→ **Problem to solve**: Select from the data all lines with the word "title".

→ **Records provided**:
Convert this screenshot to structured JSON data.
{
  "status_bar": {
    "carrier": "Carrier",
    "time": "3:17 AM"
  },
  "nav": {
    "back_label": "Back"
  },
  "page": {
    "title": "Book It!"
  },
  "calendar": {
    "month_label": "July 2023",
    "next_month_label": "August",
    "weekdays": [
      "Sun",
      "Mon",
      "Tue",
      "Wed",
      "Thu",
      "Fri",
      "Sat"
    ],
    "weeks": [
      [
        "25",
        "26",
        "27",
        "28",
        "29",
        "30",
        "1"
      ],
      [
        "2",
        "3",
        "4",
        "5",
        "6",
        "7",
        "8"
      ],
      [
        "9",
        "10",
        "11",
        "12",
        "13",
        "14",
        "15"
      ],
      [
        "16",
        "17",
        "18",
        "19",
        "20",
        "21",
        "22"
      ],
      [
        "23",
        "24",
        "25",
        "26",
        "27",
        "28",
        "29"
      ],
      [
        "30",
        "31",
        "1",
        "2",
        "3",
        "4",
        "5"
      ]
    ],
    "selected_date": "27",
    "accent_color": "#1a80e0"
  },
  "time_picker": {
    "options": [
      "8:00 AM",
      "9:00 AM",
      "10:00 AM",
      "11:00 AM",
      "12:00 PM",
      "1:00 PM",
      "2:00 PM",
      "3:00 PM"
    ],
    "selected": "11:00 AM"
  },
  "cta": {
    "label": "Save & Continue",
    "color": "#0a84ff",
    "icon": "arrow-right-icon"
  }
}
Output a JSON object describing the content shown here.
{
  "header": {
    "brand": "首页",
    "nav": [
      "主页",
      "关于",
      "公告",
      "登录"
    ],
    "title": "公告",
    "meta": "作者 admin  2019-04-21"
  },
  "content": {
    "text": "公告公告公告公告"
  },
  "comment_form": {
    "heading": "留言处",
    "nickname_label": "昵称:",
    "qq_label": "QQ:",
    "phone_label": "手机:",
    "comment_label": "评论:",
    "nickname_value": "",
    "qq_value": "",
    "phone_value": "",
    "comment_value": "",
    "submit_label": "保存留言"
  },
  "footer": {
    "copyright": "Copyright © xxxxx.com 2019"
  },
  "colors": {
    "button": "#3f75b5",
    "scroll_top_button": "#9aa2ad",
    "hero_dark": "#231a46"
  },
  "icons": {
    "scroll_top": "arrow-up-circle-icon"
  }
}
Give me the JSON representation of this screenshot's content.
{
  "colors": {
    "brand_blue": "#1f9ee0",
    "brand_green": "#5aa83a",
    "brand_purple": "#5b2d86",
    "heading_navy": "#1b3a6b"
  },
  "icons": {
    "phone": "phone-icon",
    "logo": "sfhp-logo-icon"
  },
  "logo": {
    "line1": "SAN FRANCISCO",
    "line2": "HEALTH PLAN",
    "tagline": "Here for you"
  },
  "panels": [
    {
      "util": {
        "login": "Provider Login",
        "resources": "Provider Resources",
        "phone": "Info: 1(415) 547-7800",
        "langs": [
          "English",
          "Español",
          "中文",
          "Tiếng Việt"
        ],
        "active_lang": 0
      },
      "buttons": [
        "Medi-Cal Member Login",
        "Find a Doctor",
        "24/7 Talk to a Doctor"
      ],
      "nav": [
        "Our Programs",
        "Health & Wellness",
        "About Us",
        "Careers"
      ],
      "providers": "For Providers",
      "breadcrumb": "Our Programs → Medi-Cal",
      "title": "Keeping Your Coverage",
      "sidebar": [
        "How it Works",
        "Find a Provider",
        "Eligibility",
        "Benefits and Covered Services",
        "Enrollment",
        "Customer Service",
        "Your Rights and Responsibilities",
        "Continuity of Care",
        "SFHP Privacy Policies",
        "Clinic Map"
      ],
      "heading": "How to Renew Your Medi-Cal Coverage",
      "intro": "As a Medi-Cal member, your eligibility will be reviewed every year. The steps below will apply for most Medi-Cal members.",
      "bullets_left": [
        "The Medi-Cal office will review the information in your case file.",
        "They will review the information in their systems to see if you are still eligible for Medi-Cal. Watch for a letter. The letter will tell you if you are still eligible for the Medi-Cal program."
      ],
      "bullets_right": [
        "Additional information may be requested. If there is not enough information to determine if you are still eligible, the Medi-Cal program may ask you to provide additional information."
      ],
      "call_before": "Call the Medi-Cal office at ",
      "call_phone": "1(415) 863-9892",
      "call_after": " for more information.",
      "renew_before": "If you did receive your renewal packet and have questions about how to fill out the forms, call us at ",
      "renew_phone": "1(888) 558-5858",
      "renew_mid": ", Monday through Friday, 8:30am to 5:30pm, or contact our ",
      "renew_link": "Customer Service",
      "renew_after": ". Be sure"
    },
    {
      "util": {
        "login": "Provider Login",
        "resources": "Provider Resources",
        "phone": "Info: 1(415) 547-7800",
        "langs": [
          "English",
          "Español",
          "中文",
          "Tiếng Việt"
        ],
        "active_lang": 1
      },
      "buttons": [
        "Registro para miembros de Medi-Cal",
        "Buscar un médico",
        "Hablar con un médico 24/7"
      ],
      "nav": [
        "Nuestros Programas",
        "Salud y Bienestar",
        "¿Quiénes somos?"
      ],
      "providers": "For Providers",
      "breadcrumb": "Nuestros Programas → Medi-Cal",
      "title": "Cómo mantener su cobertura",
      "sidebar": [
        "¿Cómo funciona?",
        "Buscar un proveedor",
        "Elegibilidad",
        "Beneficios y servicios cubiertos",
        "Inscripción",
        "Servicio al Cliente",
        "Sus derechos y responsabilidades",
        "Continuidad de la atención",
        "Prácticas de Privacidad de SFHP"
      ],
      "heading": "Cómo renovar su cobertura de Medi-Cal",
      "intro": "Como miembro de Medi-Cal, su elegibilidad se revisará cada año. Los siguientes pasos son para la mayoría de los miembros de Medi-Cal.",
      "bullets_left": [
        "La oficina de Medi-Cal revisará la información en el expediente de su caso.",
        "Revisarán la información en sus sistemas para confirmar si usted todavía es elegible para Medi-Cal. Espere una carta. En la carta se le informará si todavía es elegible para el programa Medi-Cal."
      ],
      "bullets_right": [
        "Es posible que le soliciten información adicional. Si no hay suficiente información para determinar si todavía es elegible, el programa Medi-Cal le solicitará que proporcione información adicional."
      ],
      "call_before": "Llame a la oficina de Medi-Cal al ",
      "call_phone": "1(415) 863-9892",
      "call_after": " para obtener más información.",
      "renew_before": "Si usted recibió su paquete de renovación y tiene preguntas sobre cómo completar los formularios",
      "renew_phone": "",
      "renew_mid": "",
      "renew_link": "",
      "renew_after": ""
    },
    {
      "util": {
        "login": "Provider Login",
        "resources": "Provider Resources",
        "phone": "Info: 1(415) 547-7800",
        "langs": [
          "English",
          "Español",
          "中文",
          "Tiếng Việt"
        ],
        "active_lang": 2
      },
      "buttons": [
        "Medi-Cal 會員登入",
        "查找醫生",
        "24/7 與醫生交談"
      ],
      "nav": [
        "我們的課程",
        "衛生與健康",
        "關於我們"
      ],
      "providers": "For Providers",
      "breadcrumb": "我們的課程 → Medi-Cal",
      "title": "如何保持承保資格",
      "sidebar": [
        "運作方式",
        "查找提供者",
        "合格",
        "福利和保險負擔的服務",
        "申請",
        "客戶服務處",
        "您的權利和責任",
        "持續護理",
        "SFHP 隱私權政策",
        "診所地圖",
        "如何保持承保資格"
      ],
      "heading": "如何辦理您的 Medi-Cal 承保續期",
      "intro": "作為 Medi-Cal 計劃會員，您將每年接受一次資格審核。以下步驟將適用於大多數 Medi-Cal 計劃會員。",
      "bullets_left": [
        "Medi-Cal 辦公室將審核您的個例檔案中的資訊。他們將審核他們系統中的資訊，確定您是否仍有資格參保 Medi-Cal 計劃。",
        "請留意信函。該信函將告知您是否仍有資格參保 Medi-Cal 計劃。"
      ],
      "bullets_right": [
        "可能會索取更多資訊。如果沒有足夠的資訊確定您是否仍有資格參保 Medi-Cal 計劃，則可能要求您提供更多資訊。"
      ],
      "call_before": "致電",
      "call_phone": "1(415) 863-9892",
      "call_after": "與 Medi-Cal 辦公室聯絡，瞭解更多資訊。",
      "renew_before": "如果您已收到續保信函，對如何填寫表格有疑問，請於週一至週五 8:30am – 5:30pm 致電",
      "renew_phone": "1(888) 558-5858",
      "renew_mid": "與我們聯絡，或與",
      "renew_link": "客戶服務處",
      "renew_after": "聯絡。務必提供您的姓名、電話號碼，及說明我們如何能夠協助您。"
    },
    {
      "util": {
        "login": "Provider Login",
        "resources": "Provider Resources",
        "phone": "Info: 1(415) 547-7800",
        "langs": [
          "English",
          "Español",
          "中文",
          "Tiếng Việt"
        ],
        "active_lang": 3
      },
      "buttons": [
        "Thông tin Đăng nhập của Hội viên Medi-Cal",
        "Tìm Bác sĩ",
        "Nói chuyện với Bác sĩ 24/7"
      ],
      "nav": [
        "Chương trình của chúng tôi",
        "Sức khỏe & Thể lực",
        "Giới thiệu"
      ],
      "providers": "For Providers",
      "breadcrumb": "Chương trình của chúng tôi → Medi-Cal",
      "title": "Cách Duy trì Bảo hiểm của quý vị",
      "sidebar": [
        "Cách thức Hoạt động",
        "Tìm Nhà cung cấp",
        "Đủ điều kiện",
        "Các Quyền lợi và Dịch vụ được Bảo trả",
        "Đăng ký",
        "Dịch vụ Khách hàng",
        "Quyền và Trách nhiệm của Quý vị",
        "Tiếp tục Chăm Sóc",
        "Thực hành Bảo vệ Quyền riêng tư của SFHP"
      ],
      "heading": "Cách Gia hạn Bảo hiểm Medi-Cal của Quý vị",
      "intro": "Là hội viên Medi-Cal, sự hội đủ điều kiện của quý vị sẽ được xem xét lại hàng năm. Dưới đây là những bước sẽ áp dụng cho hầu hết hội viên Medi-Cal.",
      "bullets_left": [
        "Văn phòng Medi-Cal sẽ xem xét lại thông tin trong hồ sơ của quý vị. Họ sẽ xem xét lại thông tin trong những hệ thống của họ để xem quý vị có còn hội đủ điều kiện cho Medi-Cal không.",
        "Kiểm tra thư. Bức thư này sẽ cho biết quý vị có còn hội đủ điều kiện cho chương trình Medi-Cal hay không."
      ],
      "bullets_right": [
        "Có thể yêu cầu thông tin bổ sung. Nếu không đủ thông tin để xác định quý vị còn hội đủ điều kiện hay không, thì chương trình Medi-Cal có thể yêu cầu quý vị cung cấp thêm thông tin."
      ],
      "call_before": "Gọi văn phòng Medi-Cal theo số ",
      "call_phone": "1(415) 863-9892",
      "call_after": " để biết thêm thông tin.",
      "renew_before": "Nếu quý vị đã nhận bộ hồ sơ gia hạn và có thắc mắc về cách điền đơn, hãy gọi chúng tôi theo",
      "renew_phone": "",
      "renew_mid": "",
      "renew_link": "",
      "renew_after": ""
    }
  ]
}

→ **Exercise solution**:
    "title": "Book It!"
    "title": "公告",
      "title": "Keeping Your Coverage",
      "title": "Cómo mantener su cobertura",
      "title": "如何保持承保資格",
      "title": "Cách Duy trì Bảo hiểm của quý vị",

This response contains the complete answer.